A powerful earthquake struck Morocco late Friday night, killing hundreds of people and damaging buildings and historic landmarks in major cities.
Morocco's Interior Ministry said early Saturday that at least 296 people had died in the provinces near the quake. Additionally, 153 injured people were sent to hospitals for treatment. The ministry wrote that most damage occurred outside of cities and towns.
Moroccans posted videos showing buildings reduced to rubble and dust and parts of the famous red walls that surround the old city in historic Marrakech, a UNESCO World Heritage site, damaged. Tourists and others posted videos of people screaming and evacuating restaurants in the city as throbbing club music played.
Reports on damage and any casualties often take time to filter in after many earthquakes, particularly those that hit in the middle of the night.
Rather than return to concrete buildings, men, women and children stayed out in the streets worried about aftershocks and other reverberations that could cause their homes to sway.

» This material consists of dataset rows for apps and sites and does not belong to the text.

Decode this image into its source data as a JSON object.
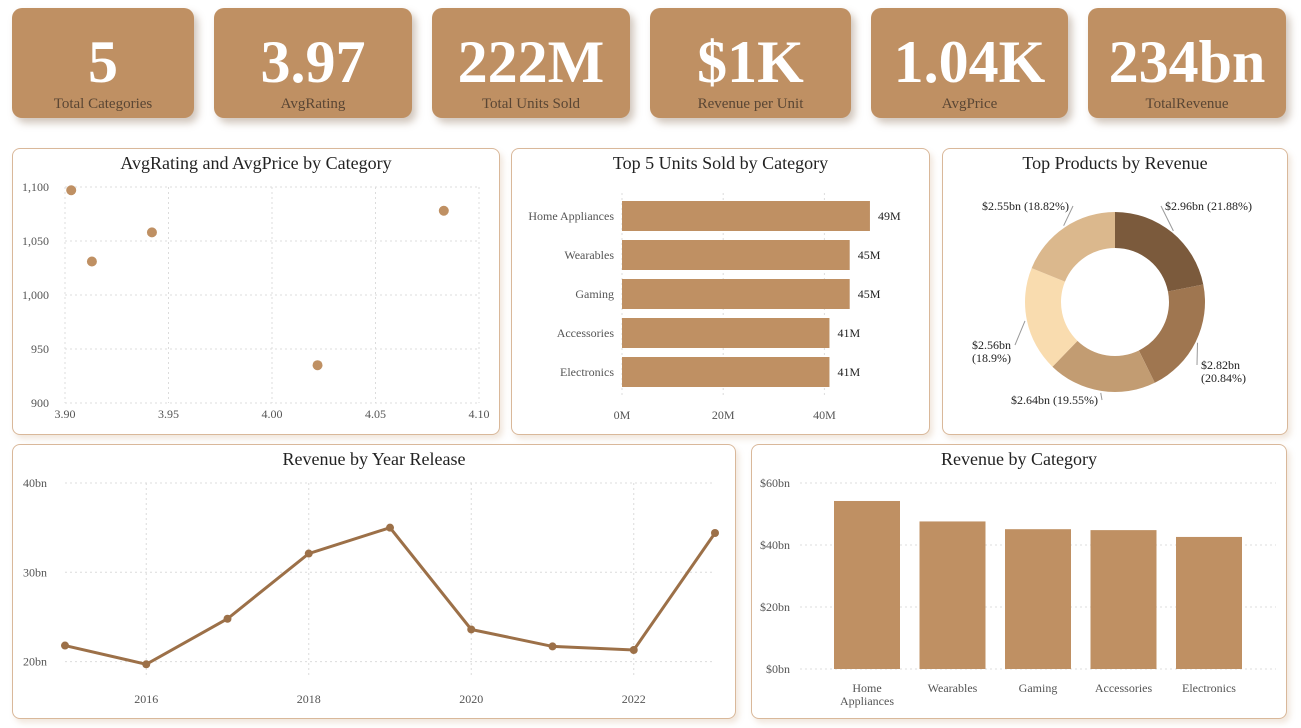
{
  "kpis": [
    {
      "value": "5",
      "label": "Total Categories"
    },
    {
      "value": "3.97",
      "label": "AvgRating"
    },
    {
      "value": "222M",
      "label": "Total Units Sold"
    },
    {
      "value": "$1K",
      "label": "Revenue per Unit"
    },
    {
      "value": "1.04K",
      "label": "AvgPrice"
    },
    {
      "value": "234bn",
      "label": "TotalRevenue"
    }
  ],
  "colors": {
    "bar": "#bf9063",
    "line": "#9c7048",
    "accent": "#bf9063"
  },
  "chart_data": [
    {
      "type": "scatter",
      "title": "AvgRating and AvgPrice by Category",
      "xlim": [
        3.9,
        4.1
      ],
      "ylim": [
        900,
        1100
      ],
      "xticks": [
        "3.90",
        "3.95",
        "4.00",
        "4.05",
        "4.10"
      ],
      "yticks": [
        "1,100",
        "1,050",
        "1,000",
        "950",
        "900"
      ],
      "points": [
        {
          "x": 3.903,
          "y": 1097
        },
        {
          "x": 3.913,
          "y": 1031
        },
        {
          "x": 3.942,
          "y": 1058
        },
        {
          "x": 4.022,
          "y": 935
        },
        {
          "x": 4.083,
          "y": 1078
        }
      ]
    },
    {
      "type": "bar",
      "orientation": "horizontal",
      "title": "Top 5 Units Sold by Category",
      "categories": [
        "Home Appliances",
        "Wearables",
        "Gaming",
        "Accessories",
        "Electronics"
      ],
      "values": [
        49,
        45,
        45,
        41,
        41
      ],
      "labels": [
        "49M",
        "45M",
        "45M",
        "41M",
        "41M"
      ],
      "xlim": [
        0,
        50
      ],
      "xticks": [
        "0M",
        "20M",
        "40M"
      ]
    },
    {
      "type": "pie",
      "donut": true,
      "title": "Top Products by Revenue",
      "slices": [
        {
          "value": 2.96,
          "label": [
            "$2.96bn (21.88%)"
          ],
          "color": "#7b5a3c"
        },
        {
          "value": 2.82,
          "label": [
            "$2.82bn",
            "(20.84%)"
          ],
          "color": "#9f7650"
        },
        {
          "value": 2.64,
          "label": [
            "$2.64bn (19.55%)"
          ],
          "color": "#c29c72"
        },
        {
          "value": 2.56,
          "label": [
            "$2.56bn",
            "(18.9%)"
          ],
          "color": "#f9dcaf"
        },
        {
          "value": 2.55,
          "label": [
            "$2.55bn (18.82%)"
          ],
          "color": "#dbb88d"
        }
      ]
    },
    {
      "type": "line",
      "title": "Revenue by Year Release",
      "x": [
        2015,
        2016,
        2017,
        2018,
        2019,
        2020,
        2021,
        2022,
        2023
      ],
      "values": [
        21.8,
        19.7,
        24.8,
        32.1,
        35.0,
        23.6,
        21.7,
        21.3,
        34.4
      ],
      "xticks": [
        "2016",
        "2018",
        "2020",
        "2022"
      ],
      "yticks": [
        "40bn",
        "30bn",
        "20bn"
      ],
      "ylim": [
        18.5,
        40
      ]
    },
    {
      "type": "bar",
      "title": "Revenue by Category",
      "categories": [
        [
          "Home",
          "Appliances"
        ],
        [
          "Wearables"
        ],
        [
          "Gaming"
        ],
        [
          "Accessories"
        ],
        [
          "Electronics"
        ]
      ],
      "values": [
        54.2,
        47.6,
        45.1,
        44.8,
        42.6
      ],
      "yticks": [
        "$60bn",
        "$40bn",
        "$20bn",
        "$0bn"
      ],
      "ylim": [
        0,
        60
      ]
    }
  ]
}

The U.S. Geological Survey said the quake had a preliminary magnitude of 6.8 when it hit at 11:11 p.m local time (8:11am AEDT), with shaking that lasted several seconds. Morocco's National Seismic Monitoring and Alert Network measured it at 7 on the Richter scale. The U.S. agency reported a magnitude-4.9 aftershock hit 19 minutes later.
Variations in early measurements are common, although either reading would be Morocco's strongest in years. Though earthquakes are relatively rare in North Africa, a magnitude 5.8 tremor struck near Agadir and caused thousands of deaths in 1960.
The epicenter of Friday's tremor was high in the Atlas Mountains roughly 70km south of Marrakech. It was also near Toubkal, the highest peak in North Africa and Oukaimeden, a popular Moroccan ski resort.
The USGS said the epicenter was 18km below the Earth’s surface, while Morocco’s seismic agency put it at 8km down.
Beyond reports on the quake's magnitude, neither Moroccan officials nor MAP, Morocco’s official news agency, had published any information about casualties or damages as of early Saturday. Government officials typically use the agency to communicate information about important matters.
The quake was felt as far away as Portugal and Algeria, according to the Portuguese Institute for Sea and Atmosphere and Algeria's Civil Defence agency, which oversees emergency response.